Anderson points out that while NYGBR 6:63 claims he was from Sandwich, Kent, "there is no documentary foundation." Anderson points out that he was more likely from the West Country, as were other early settlers of Dorchester.
Researcher Terry Dewey of Dorset England, reported (via email to Smith-32867 16:52, 26 February 2015 (EST) ) finding an old sea chart that showed that the town now known as Swanage in Dorset was known as Sandwich in the 1600s. Terry claims to have found parish records that leads him/her to conclude that:

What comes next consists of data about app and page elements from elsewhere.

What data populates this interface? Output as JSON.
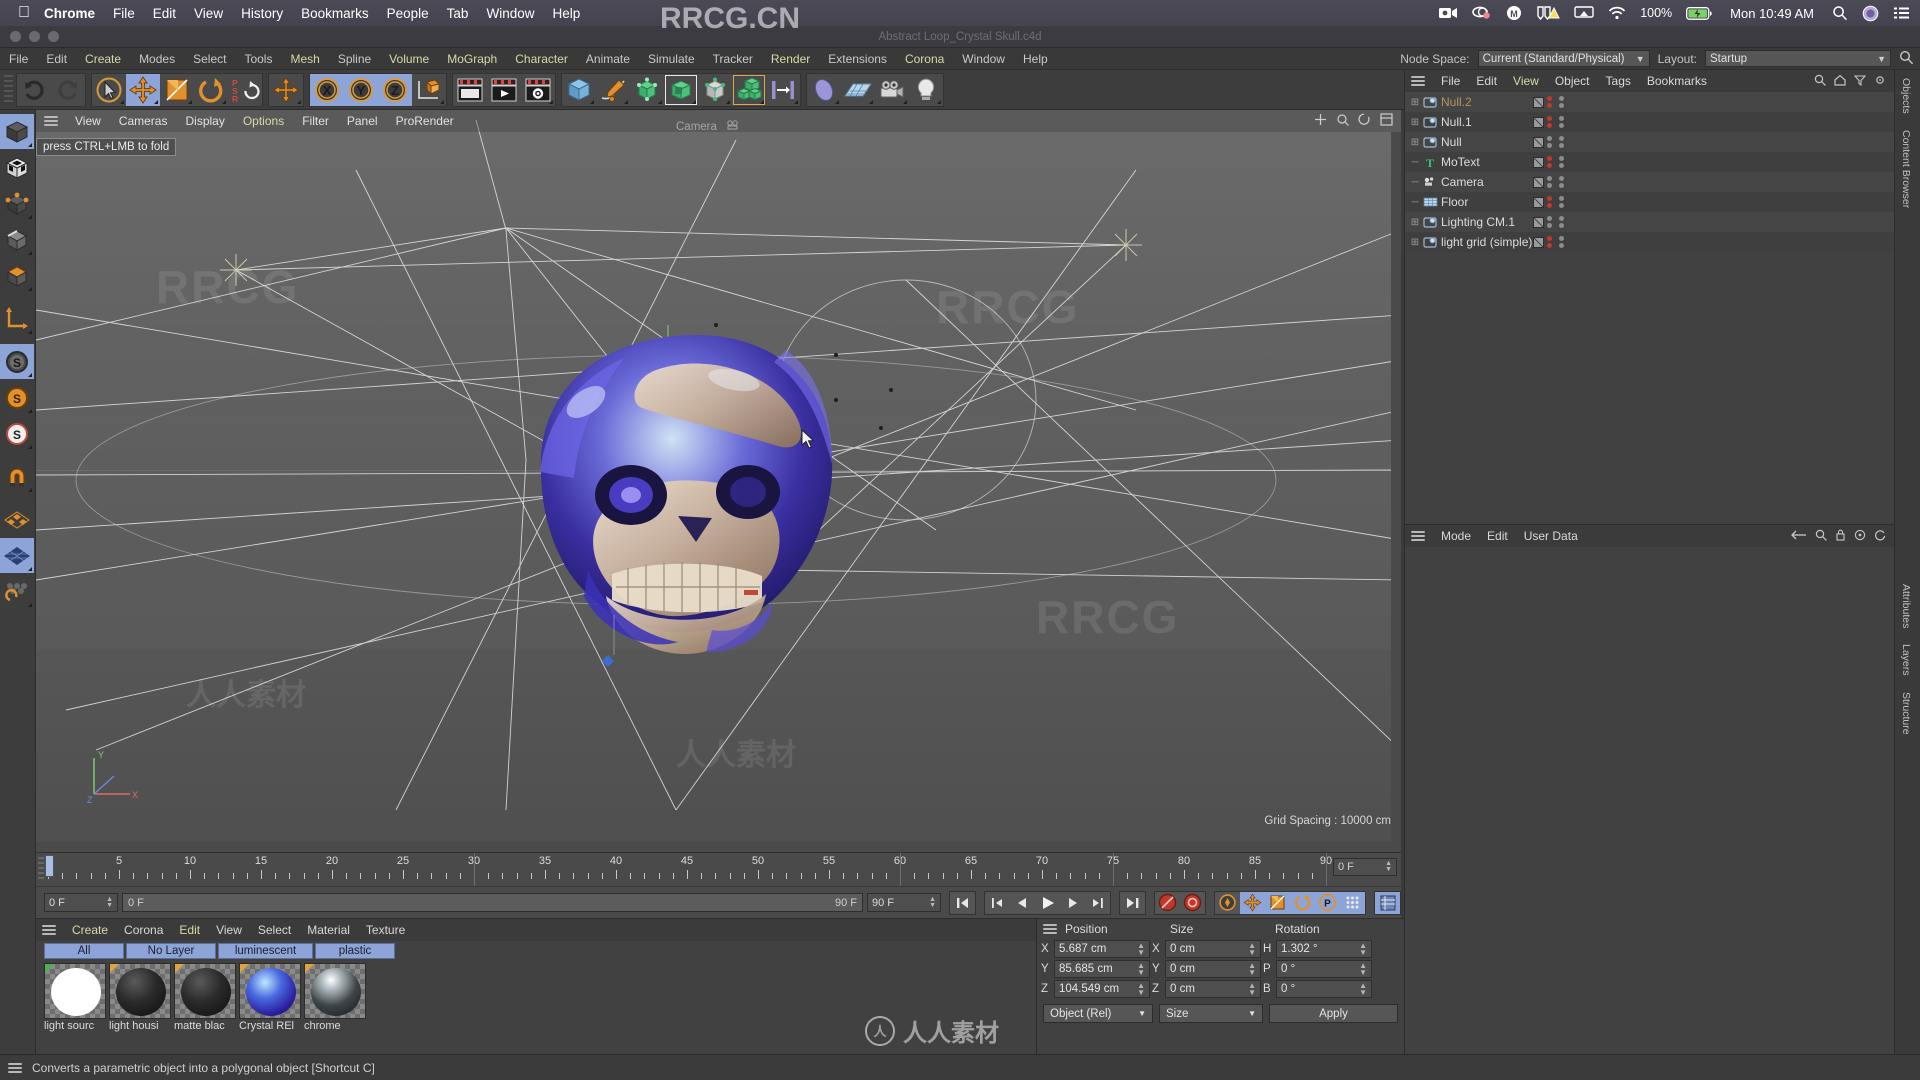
{
  "macos": {
    "app_name": "Chrome",
    "menus": [
      "Chrome",
      "File",
      "Edit",
      "View",
      "History",
      "Bookmarks",
      "People",
      "Tab",
      "Window",
      "Help"
    ],
    "battery_percent": "100%",
    "clock": "Mon 10:49 AM",
    "tray_icons": [
      "screen-record-icon",
      "dropbox-icon",
      "grammarly-icon",
      "display-warning-icon",
      "airplay-icon",
      "wifi-icon",
      "battery-icon",
      "search-icon",
      "siri-icon",
      "control-center-icon"
    ]
  },
  "window": {
    "title": "Abstract Loop_Crystal Skull.c4d"
  },
  "c4d_menu": {
    "items": [
      "File",
      "Edit",
      "Create",
      "Modes",
      "Select",
      "Tools",
      "Mesh",
      "Spline",
      "Volume",
      "MoGraph",
      "Character",
      "Animate",
      "Simulate",
      "Tracker",
      "Render",
      "Extensions",
      "Corona",
      "Window",
      "Help"
    ],
    "node_space_label": "Node Space:",
    "node_space_value": "Current (Standard/Physical)",
    "layout_label": "Layout:",
    "layout_value": "Startup"
  },
  "toolbar": {
    "groups": [
      {
        "name": "undo-redo",
        "buttons": [
          "undo-icon",
          "redo-icon"
        ]
      },
      {
        "name": "transform",
        "buttons": [
          "selection-icon",
          "move-icon",
          "scale-icon",
          "rotate-icon",
          "psr-icon"
        ]
      },
      {
        "name": "world-object",
        "buttons": [
          "world-object-axis-icon"
        ]
      },
      {
        "name": "axis-lock",
        "buttons": [
          "lock-x-icon",
          "lock-y-icon",
          "lock-z-icon",
          "world-coord-icon"
        ]
      },
      {
        "name": "render",
        "buttons": [
          "render-view-icon",
          "render-queue-icon",
          "render-settings-icon"
        ]
      },
      {
        "name": "create",
        "buttons": [
          "cube-icon",
          "spline-pen-icon",
          "nurbs-icon",
          "modeling-object-icon",
          "deformer-icon",
          "array-icon",
          "scene-icon"
        ]
      },
      {
        "name": "scene",
        "buttons": [
          "field-icon",
          "floor-icon",
          "camera-icon",
          "light-icon"
        ]
      }
    ]
  },
  "left_palette": {
    "tools": [
      "model-mode-icon",
      "texture-mode-icon",
      "points-mode-icon",
      "edges-mode-icon",
      "polygons-mode-icon",
      "axis-mode-icon",
      "enable-axis-icon",
      "snap-gray-icon",
      "snap-orange-icon",
      "snap-white-icon",
      "magnet-icon",
      "workplane-icon",
      "grid-lock-icon",
      "quantize-icon"
    ]
  },
  "viewport": {
    "menu": [
      "View",
      "Cameras",
      "Display",
      "Options",
      "Filter",
      "Panel",
      "ProRender"
    ],
    "tooltip": "press CTRL+LMB to fold",
    "camera_label": "Camera",
    "grid_spacing": "Grid Spacing : 10000 cm",
    "axis_labels": {
      "x": "X",
      "y": "Y",
      "z": "Z"
    }
  },
  "object_manager": {
    "menu": [
      "File",
      "Edit",
      "View",
      "Object",
      "Tags",
      "Bookmarks"
    ],
    "menu_highlight": "View",
    "objects": [
      {
        "name": "Null.2",
        "icon": "null-icon",
        "expandable": true,
        "dimmed": true,
        "tag_colors": [
          "#c0392b",
          "#c0392b"
        ]
      },
      {
        "name": "Null.1",
        "icon": "null-icon",
        "expandable": true,
        "dimmed": false,
        "tag_colors": [
          "#c0392b",
          "#c0392b"
        ]
      },
      {
        "name": "Null",
        "icon": "null-icon",
        "expandable": true,
        "dimmed": false,
        "tag_colors": [
          "#8c8c8c",
          "#8c8c8c"
        ]
      },
      {
        "name": "MoText",
        "icon": "motext-icon",
        "expandable": false,
        "dimmed": false,
        "tag_colors": [
          "#c0392b",
          "#c0392b"
        ]
      },
      {
        "name": "Camera",
        "icon": "camera-icon",
        "expandable": false,
        "dimmed": false,
        "tag_colors": [
          "#8c8c8c",
          "#8c8c8c"
        ]
      },
      {
        "name": "Floor",
        "icon": "floor-icon",
        "expandable": false,
        "dimmed": false,
        "tag_colors": [
          "#c0392b",
          "#c0392b"
        ]
      },
      {
        "name": "Lighting CM.1",
        "icon": "null-icon",
        "expandable": true,
        "dimmed": false,
        "tag_colors": [
          "#8c8c8c",
          "#8c8c8c"
        ]
      },
      {
        "name": "light grid (simple)",
        "icon": "null-icon",
        "expandable": true,
        "dimmed": false,
        "tag_colors": [
          "#c0392b",
          "#c0392b"
        ]
      }
    ]
  },
  "attribute_manager": {
    "menu": [
      "Mode",
      "Edit",
      "User Data"
    ]
  },
  "right_tabs": [
    "Objects",
    "Content Browser",
    "Attributes",
    "Layers",
    "Structure"
  ],
  "timeline": {
    "start_label": "0 F",
    "ticks": [
      0,
      5,
      10,
      15,
      20,
      25,
      30,
      35,
      40,
      45,
      50,
      55,
      60,
      65,
      70,
      75,
      80,
      85,
      90
    ],
    "current_frame_field": "0 F",
    "range_start": "0 F",
    "range_end": "90 F",
    "range_end_field": "90 F",
    "transport_buttons": [
      "goto-start-icon",
      "prev-key-icon",
      "prev-frame-icon",
      "play-icon",
      "next-frame-icon",
      "next-key-icon",
      "goto-end-icon"
    ],
    "record_buttons": [
      "record-icon",
      "autokey-icon"
    ],
    "key_buttons": [
      "keyframe-selection-icon",
      "position-key-icon",
      "scale-key-icon",
      "rotation-key-icon",
      "param-key-icon",
      "pla-key-icon",
      "timeline-icon"
    ]
  },
  "material_manager": {
    "menu": [
      "Create",
      "Corona",
      "Edit",
      "View",
      "Select",
      "Material",
      "Texture"
    ],
    "layers": [
      "All",
      "No Layer",
      "luminescent",
      "plastic"
    ],
    "materials": [
      {
        "name": "light sourc",
        "swatch": "#ffffff",
        "flag": "#4caf50"
      },
      {
        "name": "light housi",
        "swatch": "#1e1e1e",
        "flag": "#e2a33c"
      },
      {
        "name": "matte blac",
        "swatch": "#262626",
        "flag": "#e2a33c"
      },
      {
        "name": "Crystal REl",
        "swatch": "#3a45c8",
        "flag": "#e2a33c"
      },
      {
        "name": "chrome",
        "swatch": "#404448",
        "flag": "#e2a33c"
      }
    ]
  },
  "coordinates": {
    "headers": [
      "Position",
      "Size",
      "Rotation"
    ],
    "rows": [
      {
        "pos_label": "X",
        "pos_value": "5.687 cm",
        "size_label": "X",
        "size_value": "0 cm",
        "rot_label": "H",
        "rot_value": "1.302 °"
      },
      {
        "pos_label": "Y",
        "pos_value": "85.685 cm",
        "size_label": "Y",
        "size_value": "0 cm",
        "rot_label": "P",
        "rot_value": "0 °"
      },
      {
        "pos_label": "Z",
        "pos_value": "104.549 cm",
        "size_label": "Z",
        "size_value": "0 cm",
        "rot_label": "B",
        "rot_value": "0 °"
      }
    ],
    "mode_dropdown": "Object (Rel)",
    "size_dropdown": "Size",
    "apply_button": "Apply"
  },
  "status_bar": {
    "message": "Converts a parametric object into a polygonal object [Shortcut C]"
  },
  "watermarks": {
    "text_main": "RRCG.CN",
    "text_repeat": "RRCG",
    "logo_text": "人人素材",
    "logo_mark": "人"
  },
  "colors": {
    "accent_blue": "#8da4d8",
    "menu_yellow": "#d9d9a8",
    "panel_bg": "#414141",
    "toolbar_bg": "#3d3d3d",
    "viewport_bg": "#5a5a5a",
    "tag_red": "#c0392b"
  }
}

the immigrant Thomas Dewey was most likely born in 1606 at Hinton Martell in the county of Dorset, England ( “1606 Baptized. Thomas Dewye son of Tho: Dewye 20 December”);
his father was probably the Thomas Dewey who died 1636 and
his mother was probably Mary Moore ( Thomas Dewye, married, 12 Oct 1602, Hinton Martel to Mary Moore.) who died in 1637.
he sailed from Swanage (known in 1600s as Sandwich) in Dorset, some time prior to 1633.
He was born by 1613 based on freemanship (and consistent with date of marriage).
He emigrated in 1633, settling in Dorchester, removing to Windsor, Connecticut in 1635.
Anderson says that he may have arrived on the unnamed ship from Weymouth, Dorsetshire, that landed in New England in July 1633.
He became a freeman in Massachusetts, 14 May 1634.
He married in Windsor 22 March 1638/9 Frances (____) Clark. She was a widow, but the first name of her husband is unknown. She married as her third husband in Windsor 2 Nov 1648 George Phelps, and had three children by him.
"Many secondary sources identify Thomas Dewey's wife as the widow of Joseph Clark of Windsor, but Clarence Almon Torrey demolished this claim in 1928, and demonstrated that the identity of the first husband of Frances (___) (Clark) (Dewey) Phelps remains unknown."
He was jury member for the Particular Court of Connecticut beginning in 1642Trumbull, J. Hammond. (transcriber). The Public Records of the Colony of Connecticut Prior to the Union with New Haven Colony May 1665. Hartford: Brown and Parsons, 1850. AKA Colonial Records of Connecticut. Volume I. 1636-1665 p. 81 Google Books and serving several more times in the following years. Most sources say he was cornet of the troop, but Anderson says evidence for this has not been found.
He died in Windsor 27 Apr 1648. Although he was surely buried in Windsor, there is a stone for him in the Old Burying Ground in Westfield, placed most likely by Jason Dewey in the 1830's.
He left no will, but the inventory of his estate was taken 19 May 1648. Distribution was made on 17 Oct 1648 to his widow, his eldest son named Thomas Dewey and to the other five children who were listed as 4 boys, 2 girls (and named with ages; see below).
From the distribution of his estate in 1648:
Mary Clark, age 12 (therefore born abt 1636; step-dau of Thomas')
Thomas Dewey, age 8 (therefore b 1640); b 16 Feb 1639/40 m in Dorchester 1 Jun 1663 Constant Hawes.
Josiah Dewey, age 7 (therefore born 1641); bp 10 Oct 1641; in Northampton 6 Nov 1662 Hepzibah Lyman
Annah Dewey, 5 (therefore b 1643); bp. 15 Oct 1643; m Northampton 18 May 1671 John Woodward
Isreall Dewey, 3 (therefore b 1645); bp 25 Sep 1645; m in Northampton 20 Aug 1668 Abigail Drake, dau of Job of Windsor
Jydidiah Dewey, 3/4 of a year (therefore b abt Sept 1647); bp 15 Dec 1647
↑ 1.01.11.2 Robert Charles Anderson, The Great Migration Begins: Immigrants to New England 1620-1633, Volumes I-III, 3 vols., Boston, MA: NEHGS 1995, p 537-